Like the previous days at Kscope my focus has been on the Fusion Middleware track. In this post I’ll share some of the highlight and summaries of some of the talks over here.
Fault Handling in SOA Suite
Ronald van Luttikhuizen en Guido Schmutz presented on Fault Handling in the SOA Suite. There is a clear need for another approach compared to say traditional systems. This is because SOA based systems differ from traditional system on the following aspects: level of heterogeneity, number of (different types of) consumers, asynchronous responses, and the way that transactions are handled.
Guido showed us around in the OSB with a focus on the following features: Result Caching, Service Throttling, Retry mechanism, Service pooling (talking to multiple endpoints) and Fault Message on callback (in async). Ronald gave a demo on how the Compensate and Fault Policy Framework work in BPEL.
This presentation on SOA Suite Fault Handling is also available on slideshare.
Using Oracle Apex as a replacement for BPEL Console
The company where this case was build has a high number of messages running through their BPEL 10g. This causes performance issues in the BPEL Console due to the high number of instances (millions on a daily basis) in the dehydration store (on which full table scans are performed). They created an own more lightweight console in Apex to manage both deployed BPELs as well as instances.
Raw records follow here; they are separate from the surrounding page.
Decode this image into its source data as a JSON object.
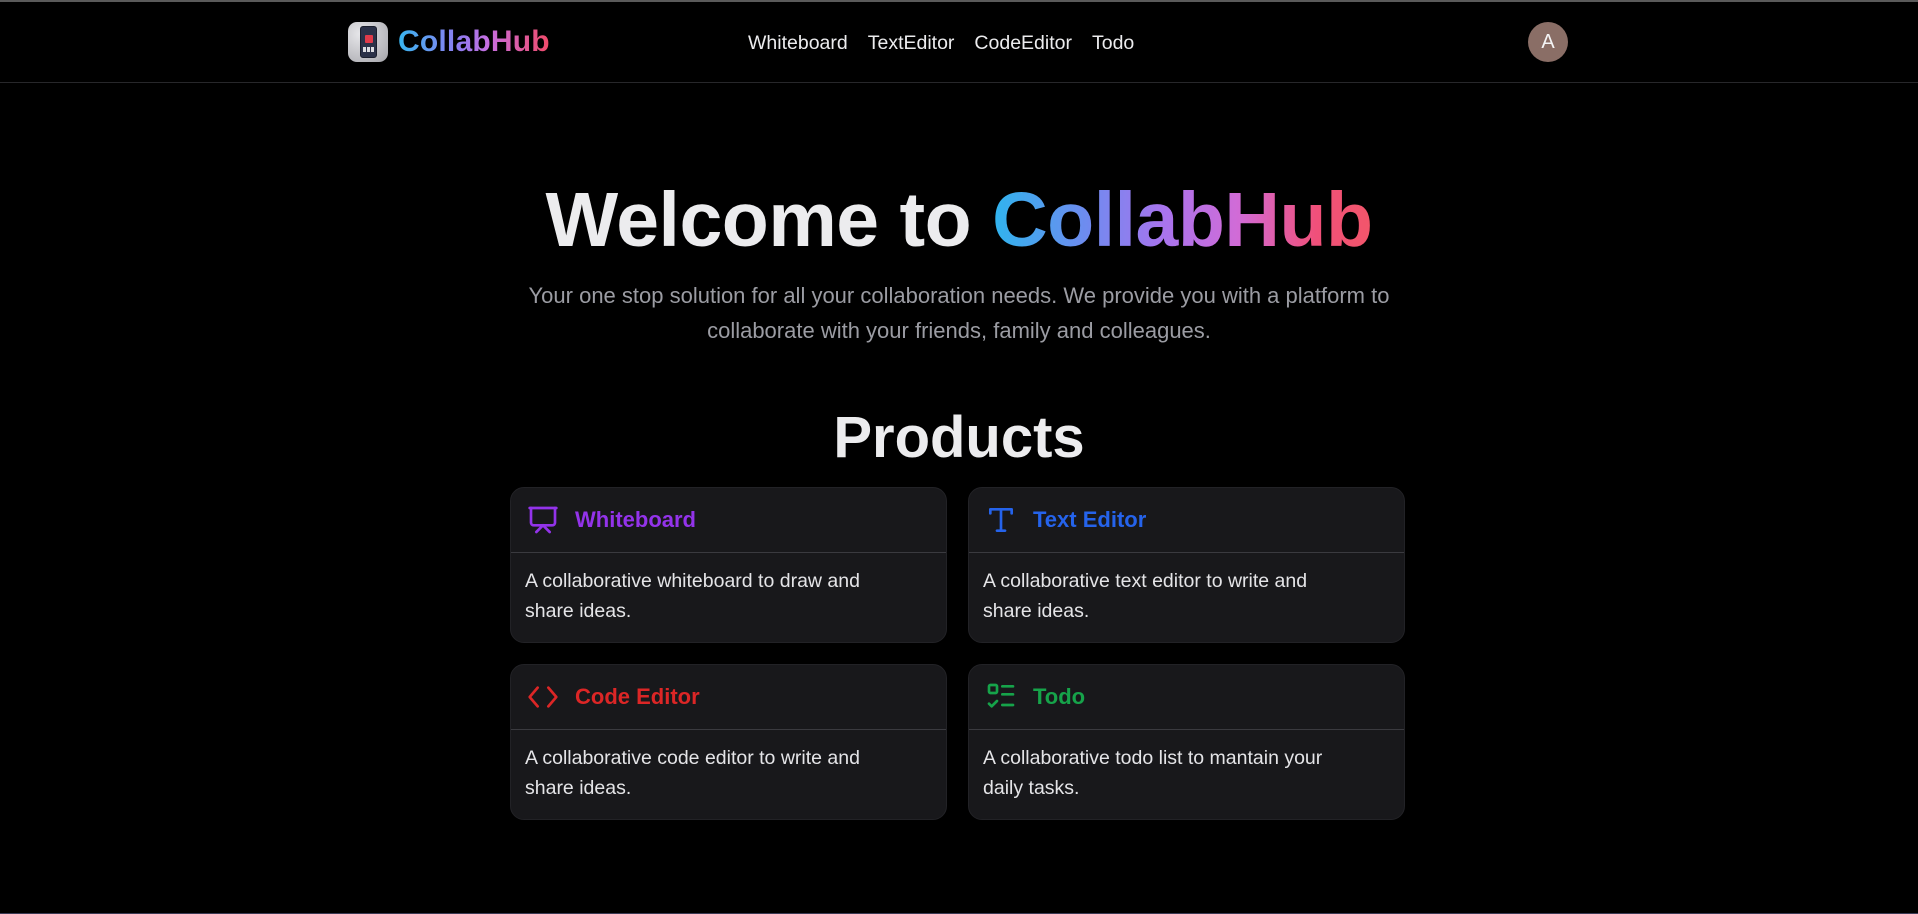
{
  "header": {
    "brand": "CollabHub",
    "logo_icon": "app-logo",
    "nav": [
      "Whiteboard",
      "TextEditor",
      "CodeEditor",
      "Todo"
    ],
    "avatar_initial": "A"
  },
  "hero": {
    "title_prefix": "Welcome to ",
    "title_highlight": "CollabHub",
    "subtitle_line1": "Your one stop solution for all your collaboration needs. We provide you with a platform to",
    "subtitle_line2": "collaborate with your friends, family and colleagues."
  },
  "products": {
    "heading": "Products",
    "items": [
      {
        "title": "Whiteboard",
        "icon": "presentation-board-icon",
        "color": "#9333ea",
        "description": "A collaborative whiteboard to draw and share ideas."
      },
      {
        "title": "Text Editor",
        "icon": "text-type-icon",
        "color": "#2563eb",
        "description": "A collaborative text editor to write and share ideas."
      },
      {
        "title": "Code Editor",
        "icon": "code-brackets-icon",
        "color": "#dc2626",
        "description": "A collaborative code editor to write and share ideas."
      },
      {
        "title": "Todo",
        "icon": "checklist-icon",
        "color": "#16a34a",
        "description": "A collaborative todo list to mantain your daily tasks."
      }
    ]
  },
  "colors": {
    "background": "#000000",
    "card_background": "#18181b",
    "avatar_background": "#8a6e66",
    "subtitle": "#9b9ca3"
  }
}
Their solution uses the following ingredients:
- A BPEL api – which is included in a BPEL script. They import orabpel.jar for this.
- A BPEL script that exposes a part of the BPEL api as a web service. Embed Java in a BPEL and call the API.
- An Apex front end that calls the web service to perform maintenance tasks.
In my opinion this delivers value to this company, however are there better ways to expose Java as a web service. Besides that this adds additional BPEL instances to the bottleneck resource.
Tuning SOA Suite 11g for perfomance
This presentation was delivered by Vikas Anand. One of the best parts of his presentation was that he didn’t only address the tuning part but also the design part. This mainly focus on preventing the need for tuning afterwards. Some of the design considerations he mentioned were:
- Choose the right tool for the job.
- Design it right – Consider what parts of the integration have to be synchronous and what have to be asynchronous. To which he added the advise to be aware of transactional boundaries.
- Need a holistic view on sizing and capacity – Based on business requirements.
- Plan sizing of dehydration DB – make sure there is a retention strategy and implement dehydration strategy.
- Use the same JVM across (different) clusters.